→ **WORK TO COMPLETE**: For each record that follows, give it back exactly, with no pictures included.

→ **DATA PROVIDED**:
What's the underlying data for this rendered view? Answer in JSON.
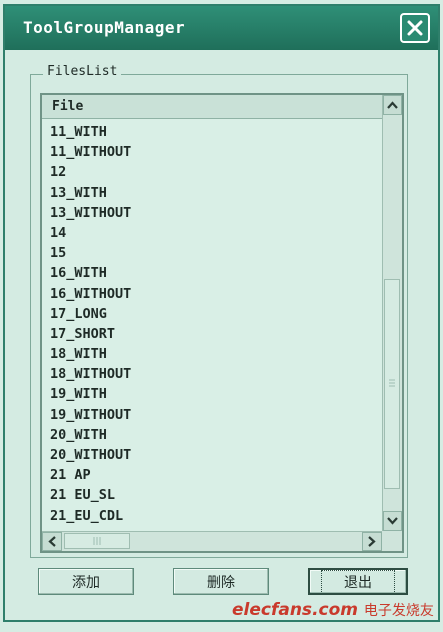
{
  "window": {
    "title": "ToolGroupManager"
  },
  "groupbox": {
    "label": "FilesList"
  },
  "list": {
    "column_header": "File",
    "items": [
      "11_WITH",
      "11_WITHOUT",
      "12",
      "13_WITH",
      "13_WITHOUT",
      "14",
      "15",
      "16_WITH",
      "16_WITHOUT",
      "17_LONG",
      "17_SHORT",
      "18_WITH",
      "18_WITHOUT",
      "19_WITH",
      "19_WITHOUT",
      "20_WITH",
      "20_WITHOUT",
      "21 AP",
      "21 EU_SL",
      "21_EU_CDL"
    ]
  },
  "buttons": {
    "add": "添加",
    "delete": "删除",
    "exit": "退出"
  },
  "watermark": {
    "brand": "elecfans",
    "domain": ".com",
    "cn": "电子发烧友"
  },
  "colors": {
    "titlebar": "#2f8f77",
    "window_bg": "#d4ebe2",
    "list_bg": "#d9efe6",
    "watermark": "#c93a2c"
  },
  "icons": {
    "close": "close-icon",
    "scroll_up": "chevron-up-icon",
    "scroll_down": "chevron-down-icon",
    "scroll_left": "chevron-left-icon",
    "scroll_right": "chevron-right-icon"
  }
}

→ **WORKED SOLUTION**:
What's the underlying data for this rendered view? Answer in JSON.
{
  "window": {
    "title": "ToolGroupManager"
  },
  "groupbox": {
    "label": "FilesList"
  },
  "list": {
    "column_header": "File",
    "items": [
      "11_WITH",
      "11_WITHOUT",
      "12",
      "13_WITH",
      "13_WITHOUT",
      "14",
      "15",
      "16_WITH",
      "16_WITHOUT",
      "17_LONG",
      "17_SHORT",
      "18_WITH",
      "18_WITHOUT",
      "19_WITH",
      "19_WITHOUT",
      "20_WITH",
      "20_WITHOUT",
      "21 AP",
      "21 EU_SL",
      "21_EU_CDL"
    ]
  },
  "buttons": {
    "add": "添加",
    "delete": "删除",
    "exit": "退出"
  },
  "watermark": {
    "brand": "elecfans",
    "domain": ".com",
    "cn": "电子发烧友"
  },
  "colors": {
    "titlebar": "#2f8f77",
    "window_bg": "#d4ebe2",
    "list_bg": "#d9efe6",
    "watermark": "#c93a2c"
  },
  "icons": {
    "close": "close-icon",
    "scroll_up": "chevron-up-icon",
    "scroll_down": "chevron-down-icon",
    "scroll_left": "chevron-left-icon",
    "scroll_right": "chevron-right-icon"
  }
}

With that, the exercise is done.